My family has long had a tenuous relationship with Thanksgiving. As immigrants — my parents, natives of Iran, moved with my sister and me from Sweden to New Jersey in 1988 — the sentiment behind Thanksgiving was certainly something we could get behind. Heartfelt gratitude was something each of us knew and felt intimately: for new opportunities, for a chance to realize our seemingly limitless potential, and, more than anything else, for the tight, loving bonds of our little foursome as we moved halfway around the world for a better life.
But, the mode of celebration seemed a bit “off.” For years, due in large part to my being a stickler for tradition (even new and unclear traditions), my family tried to hold “American Thanksgiving.” A day of roast turkey, ham, mashed potatoes, stuffing, pie. A day spent working in the kitchen or lazing about in front of the television.
Most of what I knew was learned from TV commercials and by observing the traditions of my American friends. It’s how things are done here, I’d say every time I came to my parents with a new-to-us idea. My dad would cock an eyebrow and my mom, gracious as ever, would acquiesce to my requests.
The discovery of the “green bean casserole” was momentous, as if we’d struck upon some great American treasure. It was also a bit confusing to our palates. Often, after hours of laborious cooking, we’d do little more than pick at our plates. It was a familiar refrain, every year, to hear my dad complain about the leftovers. Similarly, he complained when I tried to change the channel to watch the Thanksgiving Day Parade or football. “Wouldn’t you rather go outside?” he’d offer.
Food and activity preferences aside, Thanksgiving was also tinged with sadness. Two of our beloved family cats, on separate and unrelated occasions separated by seven years, passed away on or around Thanksgiving.
It should come as no surprise that in time, my family began to associate the day with a time of mourning, bad food, and restlessness. Still, a stickler for tradition and lover of holidays, I wouldn’t let go, and insisted on stereotypical “celebration” each autumn.
I was in high school when my family revolted. It was the week before Thanksgiving, and I was finalizing the menu. I’m not eating ham again, my father said. Or turkey. No ham and no turkey. His words fell like a gavel.
Before I could object — blasphemy! — my sister chimed in: And no more pie! Please, no more pie.
Seeing my eyes glaze over with tears, my mom tried to soften the blow of mutiny. But Maggie, the pie filling. It’s just so gooey.

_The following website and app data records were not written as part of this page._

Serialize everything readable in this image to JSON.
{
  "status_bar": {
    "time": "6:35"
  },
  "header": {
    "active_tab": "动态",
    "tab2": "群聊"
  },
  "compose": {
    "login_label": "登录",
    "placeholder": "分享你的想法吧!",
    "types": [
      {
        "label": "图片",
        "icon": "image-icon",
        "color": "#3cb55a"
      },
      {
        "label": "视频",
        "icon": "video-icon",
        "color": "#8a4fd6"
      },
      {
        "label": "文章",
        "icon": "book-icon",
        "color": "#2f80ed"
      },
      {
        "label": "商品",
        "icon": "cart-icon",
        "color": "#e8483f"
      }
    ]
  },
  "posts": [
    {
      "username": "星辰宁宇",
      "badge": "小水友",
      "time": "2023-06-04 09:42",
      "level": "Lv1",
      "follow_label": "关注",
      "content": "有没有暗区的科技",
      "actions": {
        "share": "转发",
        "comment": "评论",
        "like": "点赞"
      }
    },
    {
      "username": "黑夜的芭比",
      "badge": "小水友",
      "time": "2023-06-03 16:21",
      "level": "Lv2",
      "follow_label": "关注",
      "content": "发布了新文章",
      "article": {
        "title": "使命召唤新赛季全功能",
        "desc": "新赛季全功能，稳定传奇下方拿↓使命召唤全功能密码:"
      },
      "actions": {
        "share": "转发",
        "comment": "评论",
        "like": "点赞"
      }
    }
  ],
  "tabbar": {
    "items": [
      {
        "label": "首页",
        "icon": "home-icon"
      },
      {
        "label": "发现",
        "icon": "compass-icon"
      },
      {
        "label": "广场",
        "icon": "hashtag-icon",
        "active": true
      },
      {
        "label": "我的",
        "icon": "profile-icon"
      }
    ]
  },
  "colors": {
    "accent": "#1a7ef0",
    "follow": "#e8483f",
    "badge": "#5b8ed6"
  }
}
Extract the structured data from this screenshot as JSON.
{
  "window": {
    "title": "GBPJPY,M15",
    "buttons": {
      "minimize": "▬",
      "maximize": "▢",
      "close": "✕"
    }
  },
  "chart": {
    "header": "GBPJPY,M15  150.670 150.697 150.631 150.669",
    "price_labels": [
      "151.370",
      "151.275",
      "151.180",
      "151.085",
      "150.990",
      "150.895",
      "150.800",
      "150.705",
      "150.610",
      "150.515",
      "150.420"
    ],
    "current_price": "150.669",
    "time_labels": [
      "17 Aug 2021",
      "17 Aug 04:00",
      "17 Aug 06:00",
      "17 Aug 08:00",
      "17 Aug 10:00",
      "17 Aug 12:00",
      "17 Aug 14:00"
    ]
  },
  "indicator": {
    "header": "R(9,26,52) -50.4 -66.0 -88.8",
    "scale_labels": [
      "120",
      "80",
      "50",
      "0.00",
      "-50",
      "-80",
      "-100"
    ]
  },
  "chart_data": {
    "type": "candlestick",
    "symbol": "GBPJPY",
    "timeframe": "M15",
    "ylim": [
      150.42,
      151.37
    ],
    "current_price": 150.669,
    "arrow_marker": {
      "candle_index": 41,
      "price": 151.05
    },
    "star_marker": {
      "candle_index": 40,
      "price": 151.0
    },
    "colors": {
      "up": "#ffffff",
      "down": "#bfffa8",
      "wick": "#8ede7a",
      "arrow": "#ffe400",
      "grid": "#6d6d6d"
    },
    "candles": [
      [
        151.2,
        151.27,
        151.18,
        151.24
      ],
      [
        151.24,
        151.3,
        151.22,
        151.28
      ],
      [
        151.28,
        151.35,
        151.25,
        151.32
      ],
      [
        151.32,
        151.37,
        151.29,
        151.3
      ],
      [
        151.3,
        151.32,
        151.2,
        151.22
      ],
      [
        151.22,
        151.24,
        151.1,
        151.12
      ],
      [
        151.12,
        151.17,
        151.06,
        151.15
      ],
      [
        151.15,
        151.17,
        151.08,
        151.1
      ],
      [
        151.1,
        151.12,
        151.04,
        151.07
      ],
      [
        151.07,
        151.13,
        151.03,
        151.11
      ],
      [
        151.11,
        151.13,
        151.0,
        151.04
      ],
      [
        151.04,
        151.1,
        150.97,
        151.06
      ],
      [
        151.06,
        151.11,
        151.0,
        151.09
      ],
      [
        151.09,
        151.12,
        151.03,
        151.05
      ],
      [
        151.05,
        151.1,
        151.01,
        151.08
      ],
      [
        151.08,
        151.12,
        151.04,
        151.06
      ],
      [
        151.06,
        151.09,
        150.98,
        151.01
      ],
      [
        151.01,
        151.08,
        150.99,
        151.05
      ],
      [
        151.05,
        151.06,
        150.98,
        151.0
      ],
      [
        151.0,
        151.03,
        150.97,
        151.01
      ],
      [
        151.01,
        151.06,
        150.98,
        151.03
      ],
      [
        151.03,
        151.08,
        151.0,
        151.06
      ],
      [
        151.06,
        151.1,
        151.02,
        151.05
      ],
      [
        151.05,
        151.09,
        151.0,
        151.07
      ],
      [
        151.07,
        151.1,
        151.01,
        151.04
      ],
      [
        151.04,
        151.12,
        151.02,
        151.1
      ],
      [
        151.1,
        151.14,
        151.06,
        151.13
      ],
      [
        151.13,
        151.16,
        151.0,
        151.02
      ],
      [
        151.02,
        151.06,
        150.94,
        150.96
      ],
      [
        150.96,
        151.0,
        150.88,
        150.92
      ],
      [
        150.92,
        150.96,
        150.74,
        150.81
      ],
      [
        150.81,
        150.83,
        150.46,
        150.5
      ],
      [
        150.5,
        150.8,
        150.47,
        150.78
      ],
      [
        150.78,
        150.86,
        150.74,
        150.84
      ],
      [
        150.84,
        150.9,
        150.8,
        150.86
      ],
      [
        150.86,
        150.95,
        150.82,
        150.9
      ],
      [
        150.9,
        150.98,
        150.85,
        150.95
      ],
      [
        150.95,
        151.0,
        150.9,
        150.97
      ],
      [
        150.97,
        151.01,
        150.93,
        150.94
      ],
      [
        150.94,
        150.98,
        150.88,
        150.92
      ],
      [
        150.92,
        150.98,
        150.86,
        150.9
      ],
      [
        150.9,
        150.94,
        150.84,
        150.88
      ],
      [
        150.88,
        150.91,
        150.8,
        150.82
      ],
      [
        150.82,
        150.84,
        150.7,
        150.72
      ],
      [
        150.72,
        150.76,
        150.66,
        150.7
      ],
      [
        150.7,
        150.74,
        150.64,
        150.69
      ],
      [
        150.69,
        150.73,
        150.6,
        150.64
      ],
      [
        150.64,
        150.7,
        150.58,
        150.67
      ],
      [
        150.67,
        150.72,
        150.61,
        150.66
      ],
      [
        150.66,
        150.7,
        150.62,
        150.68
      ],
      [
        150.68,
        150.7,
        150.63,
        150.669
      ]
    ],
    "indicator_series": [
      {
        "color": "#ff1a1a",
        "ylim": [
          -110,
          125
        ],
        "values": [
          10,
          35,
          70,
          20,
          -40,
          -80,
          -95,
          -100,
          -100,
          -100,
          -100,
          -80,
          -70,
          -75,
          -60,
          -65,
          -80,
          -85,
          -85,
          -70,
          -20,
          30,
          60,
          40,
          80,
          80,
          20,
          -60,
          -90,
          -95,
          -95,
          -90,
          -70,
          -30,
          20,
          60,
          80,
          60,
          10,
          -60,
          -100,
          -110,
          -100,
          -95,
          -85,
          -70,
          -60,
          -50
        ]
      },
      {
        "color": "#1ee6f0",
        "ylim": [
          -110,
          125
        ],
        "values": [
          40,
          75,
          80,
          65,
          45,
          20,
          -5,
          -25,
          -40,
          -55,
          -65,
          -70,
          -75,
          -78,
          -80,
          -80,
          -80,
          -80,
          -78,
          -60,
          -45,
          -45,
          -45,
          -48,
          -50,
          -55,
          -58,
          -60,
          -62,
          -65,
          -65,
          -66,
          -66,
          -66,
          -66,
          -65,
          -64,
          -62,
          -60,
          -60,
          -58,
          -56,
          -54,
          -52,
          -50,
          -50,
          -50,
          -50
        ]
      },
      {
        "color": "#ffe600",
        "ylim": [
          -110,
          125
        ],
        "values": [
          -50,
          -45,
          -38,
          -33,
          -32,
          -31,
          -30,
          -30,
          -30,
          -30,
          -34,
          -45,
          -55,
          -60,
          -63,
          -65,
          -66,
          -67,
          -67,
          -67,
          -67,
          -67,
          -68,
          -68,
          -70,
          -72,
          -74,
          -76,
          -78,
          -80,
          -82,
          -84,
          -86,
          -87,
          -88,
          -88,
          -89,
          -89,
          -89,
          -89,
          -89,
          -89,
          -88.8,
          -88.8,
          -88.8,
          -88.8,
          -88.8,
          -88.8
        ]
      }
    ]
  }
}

“It’s Sarah Lee!” I shot back, my face hot with the shame of betrayal. “It’s Sarah Lee.”
No amount of frozen pie or pleas of It’s just how things are done here! helped my case.
That Thanksgiving, we decided to choose our favorite foods; these would serve as the feast over which we’d express gratitude for each other and the blessings in our lives. My mom made Persian rice and stew, and I baked dessert — homemade pie that left poor Sarah Lee’s creations in the dust.
Since then, we have refined and revised our celebrations. About six years ago, tired of doing nothing all day, my sister and I signed up to do a 5-Mile Turkey Trot with my best friend, Darius. It got us out of our parents’ hair for the morning and gave us something to do with our energy. We’ve since made it an annual affair, turkey costumes included.
By loosening my reigns on stereotypical American traditions — and letting go of my ideas of what Thanksgiving “should” be — true family traditions have emerged. This all-American holiday is now a can’t-miss at the Fazeli Fard house. Roast turkey has even made a comeback (albeit in Persian form: basted in saffron and lemon juice, and served with crispy basmati rice), and our plush turkey hats are slated for delivery in time for Thursday’s race.
In the process of discovering our own unique American identity, we’ve circled back to wholeheartedly embracing the cause for celebration in the first place: Gratitude.
Maggie Fazeli Fard is an Experience Life senior editor.